In the fourth week of the season, the Federals finally won, a 22-16 overtime victory in the rain that ended with Kim McQuilken throwing a pass to Joey Walters for the winning score. As the players came off the field, soaked and mud-encrusted, there was hope that the team would continue improving and winning.
That scenario, however, never happened. The Federals are 2-13.
It happened, instead, to the Michigan Panthers, the Federals' opponents on that rainy day. After beginning the season as one of the most poorly regarded teams in the league, the Panthers have won eight of their last 10 games and are battling Tampa Bay for the wild-card spot in the U.S. Football League playoffs.
So while the Federals have had the rare pleasure of a week's practice after a winning performance in Phoenix last Saturday, they face an opponent tonight (8 p.m., WJLA-TV-7, WMAL-AM) in Pontiac, Mich., that is as hungry as it is strong. McQuilken made good on his promise of victory last week, but asked if he would make a similar guarantee for the Michigan game, he smiled and said, "I'm not sure I'm ready to do that."
In midseason, the Panthers signed three NFL players, offensive tackle Ray Pinney of the Pittsburgh Steelers and running backs Cleo Miller of the Minnesota Vikings and Terry Miller of the Cleveland Browns. Many have pointed to those signings as the primary reason for Michigan's success, but while all three play frequently, only Pinney starts.
Like the league's best team, the Philadelphia Stars, the Panthers have built their team not by isolated signings or by surrounding a single superstar with a supporting cast of bit players. Instead they have sought good, if not superb, performers at as many positions as possible. And they have done so through an intelligent and aggressive use of the draft and free agent signings.
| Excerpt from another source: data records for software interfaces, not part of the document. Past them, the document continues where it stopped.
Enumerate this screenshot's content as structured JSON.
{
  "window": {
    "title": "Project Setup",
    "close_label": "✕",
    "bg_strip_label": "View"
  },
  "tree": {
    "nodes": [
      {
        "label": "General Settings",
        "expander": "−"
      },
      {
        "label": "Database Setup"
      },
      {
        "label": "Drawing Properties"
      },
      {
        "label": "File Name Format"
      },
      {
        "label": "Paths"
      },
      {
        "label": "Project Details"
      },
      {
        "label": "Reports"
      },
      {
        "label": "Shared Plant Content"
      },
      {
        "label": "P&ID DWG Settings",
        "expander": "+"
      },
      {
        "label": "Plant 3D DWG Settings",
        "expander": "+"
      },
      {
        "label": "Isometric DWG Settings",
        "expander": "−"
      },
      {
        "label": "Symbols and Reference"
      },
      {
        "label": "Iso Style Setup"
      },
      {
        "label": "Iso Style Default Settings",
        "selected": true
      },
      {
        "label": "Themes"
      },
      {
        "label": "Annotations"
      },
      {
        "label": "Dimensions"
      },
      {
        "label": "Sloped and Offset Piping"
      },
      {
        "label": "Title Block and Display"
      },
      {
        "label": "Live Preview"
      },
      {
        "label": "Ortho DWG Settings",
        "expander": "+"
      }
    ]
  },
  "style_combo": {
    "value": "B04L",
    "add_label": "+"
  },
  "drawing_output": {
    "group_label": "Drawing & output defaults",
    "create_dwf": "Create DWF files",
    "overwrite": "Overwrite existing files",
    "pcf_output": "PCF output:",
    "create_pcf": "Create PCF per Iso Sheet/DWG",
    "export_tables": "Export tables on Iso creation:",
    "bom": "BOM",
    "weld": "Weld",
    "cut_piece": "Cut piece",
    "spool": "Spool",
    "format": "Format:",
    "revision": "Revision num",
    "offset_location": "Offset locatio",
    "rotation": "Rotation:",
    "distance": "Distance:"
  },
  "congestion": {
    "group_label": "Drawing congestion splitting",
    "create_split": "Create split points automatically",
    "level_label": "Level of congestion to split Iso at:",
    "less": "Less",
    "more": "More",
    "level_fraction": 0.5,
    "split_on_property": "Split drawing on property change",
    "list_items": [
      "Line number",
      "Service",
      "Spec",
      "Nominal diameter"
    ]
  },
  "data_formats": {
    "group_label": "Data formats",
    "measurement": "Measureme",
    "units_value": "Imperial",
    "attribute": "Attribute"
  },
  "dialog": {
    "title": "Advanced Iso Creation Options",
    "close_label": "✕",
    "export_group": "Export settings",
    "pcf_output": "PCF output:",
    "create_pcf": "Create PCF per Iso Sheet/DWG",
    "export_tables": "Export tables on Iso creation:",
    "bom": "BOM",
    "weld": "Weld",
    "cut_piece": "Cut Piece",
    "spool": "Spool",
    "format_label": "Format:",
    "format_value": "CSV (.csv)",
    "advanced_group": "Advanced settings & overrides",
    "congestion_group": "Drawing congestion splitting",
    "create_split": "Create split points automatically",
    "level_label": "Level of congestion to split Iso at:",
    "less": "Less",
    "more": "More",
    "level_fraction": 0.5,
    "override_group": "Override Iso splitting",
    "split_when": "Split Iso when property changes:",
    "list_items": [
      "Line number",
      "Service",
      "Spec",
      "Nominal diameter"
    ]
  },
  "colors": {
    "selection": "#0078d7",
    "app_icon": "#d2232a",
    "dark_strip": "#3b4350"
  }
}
Take John Corker. After a brilliant career as a linebacker at Oklahoma State, he went to the Houston Oilers in the draft in 1980. Corker played behind Robert Brazile and Ted Washington in Houston and frequently expressed his displeasure with his lot there.
After the Oilers released Corker early last season, Michigan Coach Jim Stanley signed him. The move may have been Michigan's best. His teammates call him Sack Man, and with good reason. Corker's 22 quarterback sacks leads the USFL.
Against the Federals, Corker knocked McQuilken to the mud five times, and afterward the quarterback said, "Every time I looked up he was in my face." Against New Jersey on May 16, the fleet 6-foot-6, 240-pound linebacker dumped Bobby Scott six times.
While Corker leads the defense, the league's third-leading passer, Bobby Hebert, directs the offense. His primary receivers, tight end Mike Cobb and Anthony Carter, a highly touted, highly paid rookie, could wreak havoc with Washington's inconsistent defensive backfield. And behind an improved offensive line, running back Ken Lacy is just 70 yards short of 1,000.
With quarterback Mike Hohensee and wide receiver Mike Holmes out with injuries, the Federals are likely to continue with a very controlled offense. In his last two starts, McQuilken has completed 39 passes, 29 of them to running backs. The running game has shown promise. Through the first 10 games, the Federals averaged 69 yards per game on the ground but in the past five games that average has risen to 169 yards.
Nevertheless, McQuilken was wise to forego predictions for tonight's outing in the Silverdome. Not only is Michigan a far better team, it also has a greater incentive to win. The margin could be big. Because points scored is a tie-breaking method for playoff spots, Michigan will try to score as much as possible with no apologies.